It’s years since I’ve been to the Sydney Piano Competition. I’d forgotten how much fun it is. Competitive classical music is like that first lick of salted caramel ice-cream — all the goodness, with an extra tang. Not something you could adopt as a staple diet — I don’t want get tired of Elvira Madigan and Rach 2, but I would… — but dipping into the this year’s competition has been a pleasure.
Last night three competitors performed their 18th-century concerto with the Sydney Symphony Orchestra. It was an all-Mozart program, which evened out the field and made comparison odiously easy. I’m not going to pick winners or name names but, to summarise crudely, there was one performance which felt like you were looking through a microscope, a thousand moments of exquisite delicacy, one performance which felt like a grand edifice, grounded, constructed, a perfect whole, and one that just picked me up and rolled me in delight. (Needless to say, I’m a sucker for delight.)
Aside from the music and the fun of post-performance discussions, it also got me thinking about the whole knotty business of competitions and, in particular, wrong notes. Because in amongst all the issues, all the great, unwieldy baggage of the competition circuit, wrong notes are often considered deal-breakers for would-be finalists. After all, the judges have a hard job, and they’re only human. Like a manager sifting through 200 job applications, the judges are going to need to take some short cuts. Bad spelling sends a brilliant applicant straight to the bin. A fistful of wrong notes and, sorry, you’re out.

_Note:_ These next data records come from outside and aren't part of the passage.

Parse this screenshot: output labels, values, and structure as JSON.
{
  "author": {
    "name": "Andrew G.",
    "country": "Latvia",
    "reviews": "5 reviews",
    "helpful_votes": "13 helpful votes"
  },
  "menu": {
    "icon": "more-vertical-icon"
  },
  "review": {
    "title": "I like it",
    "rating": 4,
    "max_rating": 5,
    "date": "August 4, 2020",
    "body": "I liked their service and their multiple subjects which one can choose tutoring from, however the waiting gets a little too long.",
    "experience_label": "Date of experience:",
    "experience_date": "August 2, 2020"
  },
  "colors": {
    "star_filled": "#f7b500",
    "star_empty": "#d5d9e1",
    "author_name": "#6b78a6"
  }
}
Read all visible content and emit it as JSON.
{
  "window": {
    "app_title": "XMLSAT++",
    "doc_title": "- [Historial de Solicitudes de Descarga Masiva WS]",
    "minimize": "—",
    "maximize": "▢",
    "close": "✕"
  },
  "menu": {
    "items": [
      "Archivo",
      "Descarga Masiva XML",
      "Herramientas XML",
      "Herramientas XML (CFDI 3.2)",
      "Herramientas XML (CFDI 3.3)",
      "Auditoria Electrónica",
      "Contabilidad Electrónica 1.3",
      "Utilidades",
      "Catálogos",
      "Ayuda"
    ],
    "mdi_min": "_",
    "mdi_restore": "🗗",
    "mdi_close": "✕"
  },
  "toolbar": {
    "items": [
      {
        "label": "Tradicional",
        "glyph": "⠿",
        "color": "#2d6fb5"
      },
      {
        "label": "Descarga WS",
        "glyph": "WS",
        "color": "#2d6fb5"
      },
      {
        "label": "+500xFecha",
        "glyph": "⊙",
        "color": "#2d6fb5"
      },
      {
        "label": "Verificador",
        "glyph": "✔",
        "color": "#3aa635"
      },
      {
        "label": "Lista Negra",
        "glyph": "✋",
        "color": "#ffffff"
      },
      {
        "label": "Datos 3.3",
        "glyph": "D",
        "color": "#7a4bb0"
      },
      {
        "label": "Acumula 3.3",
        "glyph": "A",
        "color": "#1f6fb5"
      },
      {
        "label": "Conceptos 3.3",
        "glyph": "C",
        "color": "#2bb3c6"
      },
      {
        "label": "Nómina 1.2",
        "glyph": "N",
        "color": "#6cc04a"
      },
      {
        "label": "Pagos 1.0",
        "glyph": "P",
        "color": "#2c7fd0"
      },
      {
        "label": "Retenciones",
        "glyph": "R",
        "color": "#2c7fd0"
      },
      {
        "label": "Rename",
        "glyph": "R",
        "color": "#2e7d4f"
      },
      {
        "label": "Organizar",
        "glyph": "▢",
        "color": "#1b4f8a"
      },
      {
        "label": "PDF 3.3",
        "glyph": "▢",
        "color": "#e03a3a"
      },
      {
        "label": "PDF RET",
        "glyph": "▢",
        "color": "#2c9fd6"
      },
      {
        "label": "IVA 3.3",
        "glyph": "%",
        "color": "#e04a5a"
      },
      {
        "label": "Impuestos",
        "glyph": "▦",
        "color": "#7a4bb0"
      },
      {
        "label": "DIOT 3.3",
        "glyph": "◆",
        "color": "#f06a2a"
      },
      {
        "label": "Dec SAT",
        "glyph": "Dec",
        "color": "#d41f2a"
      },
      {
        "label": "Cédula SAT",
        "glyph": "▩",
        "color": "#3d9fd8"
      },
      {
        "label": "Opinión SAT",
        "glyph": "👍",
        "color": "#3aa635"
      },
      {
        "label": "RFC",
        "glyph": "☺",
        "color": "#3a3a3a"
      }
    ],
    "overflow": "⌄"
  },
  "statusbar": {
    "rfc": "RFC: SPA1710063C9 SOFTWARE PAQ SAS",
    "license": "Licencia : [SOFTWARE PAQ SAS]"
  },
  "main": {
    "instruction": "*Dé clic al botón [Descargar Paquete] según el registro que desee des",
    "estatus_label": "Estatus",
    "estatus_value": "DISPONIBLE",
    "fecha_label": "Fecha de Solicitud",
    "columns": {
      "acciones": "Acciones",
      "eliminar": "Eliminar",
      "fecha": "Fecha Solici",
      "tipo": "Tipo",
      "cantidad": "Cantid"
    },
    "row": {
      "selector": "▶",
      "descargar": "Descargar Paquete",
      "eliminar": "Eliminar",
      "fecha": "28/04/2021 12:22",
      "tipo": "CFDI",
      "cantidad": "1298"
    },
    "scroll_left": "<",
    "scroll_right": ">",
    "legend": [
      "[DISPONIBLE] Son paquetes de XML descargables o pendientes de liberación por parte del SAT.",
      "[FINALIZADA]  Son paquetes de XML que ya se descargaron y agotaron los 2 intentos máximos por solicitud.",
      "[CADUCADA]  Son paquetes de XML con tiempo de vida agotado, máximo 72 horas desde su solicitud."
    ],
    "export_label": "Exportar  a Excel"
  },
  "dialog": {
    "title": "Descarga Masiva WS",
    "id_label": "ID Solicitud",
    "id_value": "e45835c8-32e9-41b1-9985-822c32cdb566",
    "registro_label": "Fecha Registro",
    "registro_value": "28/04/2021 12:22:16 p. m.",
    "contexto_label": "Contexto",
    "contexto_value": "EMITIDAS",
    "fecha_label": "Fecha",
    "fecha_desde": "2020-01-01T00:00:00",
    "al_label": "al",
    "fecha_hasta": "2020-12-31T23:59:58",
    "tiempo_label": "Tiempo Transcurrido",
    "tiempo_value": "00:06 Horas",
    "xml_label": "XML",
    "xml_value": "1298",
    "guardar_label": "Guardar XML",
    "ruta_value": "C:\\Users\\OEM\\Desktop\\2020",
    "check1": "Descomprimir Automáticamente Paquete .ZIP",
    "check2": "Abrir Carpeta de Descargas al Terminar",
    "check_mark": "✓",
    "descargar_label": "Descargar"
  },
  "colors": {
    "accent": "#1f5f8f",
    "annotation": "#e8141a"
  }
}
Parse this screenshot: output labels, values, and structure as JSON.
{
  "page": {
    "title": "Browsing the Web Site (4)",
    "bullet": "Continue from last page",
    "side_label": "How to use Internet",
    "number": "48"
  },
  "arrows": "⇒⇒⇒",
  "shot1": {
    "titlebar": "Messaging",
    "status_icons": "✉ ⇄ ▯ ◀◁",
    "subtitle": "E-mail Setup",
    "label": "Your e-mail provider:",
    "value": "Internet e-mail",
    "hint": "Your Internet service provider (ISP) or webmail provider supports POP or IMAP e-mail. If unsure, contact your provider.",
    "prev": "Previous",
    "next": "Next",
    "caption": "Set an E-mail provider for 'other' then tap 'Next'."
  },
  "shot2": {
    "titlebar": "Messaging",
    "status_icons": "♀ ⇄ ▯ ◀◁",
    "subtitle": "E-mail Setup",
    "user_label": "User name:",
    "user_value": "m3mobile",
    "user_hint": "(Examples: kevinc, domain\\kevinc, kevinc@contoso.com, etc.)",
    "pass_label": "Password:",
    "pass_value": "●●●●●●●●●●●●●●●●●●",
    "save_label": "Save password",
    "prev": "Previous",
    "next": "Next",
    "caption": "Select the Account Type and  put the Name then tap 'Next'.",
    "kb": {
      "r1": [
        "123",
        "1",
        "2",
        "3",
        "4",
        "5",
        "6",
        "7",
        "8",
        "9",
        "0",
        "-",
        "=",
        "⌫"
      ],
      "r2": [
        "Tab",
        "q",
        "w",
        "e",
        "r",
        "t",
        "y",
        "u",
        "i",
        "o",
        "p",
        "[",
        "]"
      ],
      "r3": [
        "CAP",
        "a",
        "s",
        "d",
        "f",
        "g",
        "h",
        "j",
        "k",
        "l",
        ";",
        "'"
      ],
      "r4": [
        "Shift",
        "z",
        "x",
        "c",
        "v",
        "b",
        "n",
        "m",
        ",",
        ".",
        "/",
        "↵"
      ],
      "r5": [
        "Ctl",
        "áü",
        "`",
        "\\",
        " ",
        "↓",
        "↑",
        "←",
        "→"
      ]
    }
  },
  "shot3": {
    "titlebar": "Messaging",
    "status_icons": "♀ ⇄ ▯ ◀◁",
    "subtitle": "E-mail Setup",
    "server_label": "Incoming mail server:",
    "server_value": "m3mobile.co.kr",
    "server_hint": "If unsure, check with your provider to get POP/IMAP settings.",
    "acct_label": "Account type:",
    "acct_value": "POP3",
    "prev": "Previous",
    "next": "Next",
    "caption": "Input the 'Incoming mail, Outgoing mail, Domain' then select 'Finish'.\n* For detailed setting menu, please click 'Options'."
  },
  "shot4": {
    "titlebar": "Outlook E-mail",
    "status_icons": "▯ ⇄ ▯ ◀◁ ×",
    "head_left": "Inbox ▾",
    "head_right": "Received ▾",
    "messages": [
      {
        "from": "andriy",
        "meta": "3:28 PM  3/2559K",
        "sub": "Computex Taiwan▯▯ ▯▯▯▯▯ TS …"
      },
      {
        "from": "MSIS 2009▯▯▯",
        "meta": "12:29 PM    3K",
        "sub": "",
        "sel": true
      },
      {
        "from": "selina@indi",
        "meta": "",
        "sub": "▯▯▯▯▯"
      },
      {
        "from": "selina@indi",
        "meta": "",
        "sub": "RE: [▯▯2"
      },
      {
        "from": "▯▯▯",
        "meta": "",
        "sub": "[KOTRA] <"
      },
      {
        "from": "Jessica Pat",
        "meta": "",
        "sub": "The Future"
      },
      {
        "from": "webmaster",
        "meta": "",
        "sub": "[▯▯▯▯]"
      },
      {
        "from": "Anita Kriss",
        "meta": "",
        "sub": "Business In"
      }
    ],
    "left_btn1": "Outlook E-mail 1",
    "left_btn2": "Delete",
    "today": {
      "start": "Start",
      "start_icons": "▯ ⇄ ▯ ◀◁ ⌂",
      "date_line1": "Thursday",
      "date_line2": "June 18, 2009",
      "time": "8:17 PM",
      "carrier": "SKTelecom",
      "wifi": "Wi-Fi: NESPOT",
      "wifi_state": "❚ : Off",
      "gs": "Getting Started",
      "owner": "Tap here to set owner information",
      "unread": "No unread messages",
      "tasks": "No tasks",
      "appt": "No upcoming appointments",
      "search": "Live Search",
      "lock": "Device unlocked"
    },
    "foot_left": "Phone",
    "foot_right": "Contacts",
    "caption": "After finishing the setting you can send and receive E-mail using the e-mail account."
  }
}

It’s perhaps an understandable approach in the earlier stages of the competition, when one is trying to separate a large field of competitors who are all quite brilliant in their own right. By the concerto finals, however, I’d like to suggest that wrong notes might sometimes be right. The standard of pianism in international piano competitions assumes perfect technique and bright, shiny fabulousness as a given, but we’ve reached a point where perfect is not good enough. I want more. I want personality, whimsy, risk and reward; I want to be surprised and delighted; I want danger. And if that means that some things don’t work, that’s OK.
I’m so full of admiration for those brave competitors on the international competition circuit. They play their guts out to give us our salted caramel fix, with only the faintest possibility of reward. After last night’s performances I’m looking forward to the romantic concertos with eager anticipation. I’m not on the jury, so my opinion counts for precisely nothing, but as the final six flex their knuckles in preparation, I’d just like to say I hope they have fun out there, and remember wrong can be right and losing can be winning.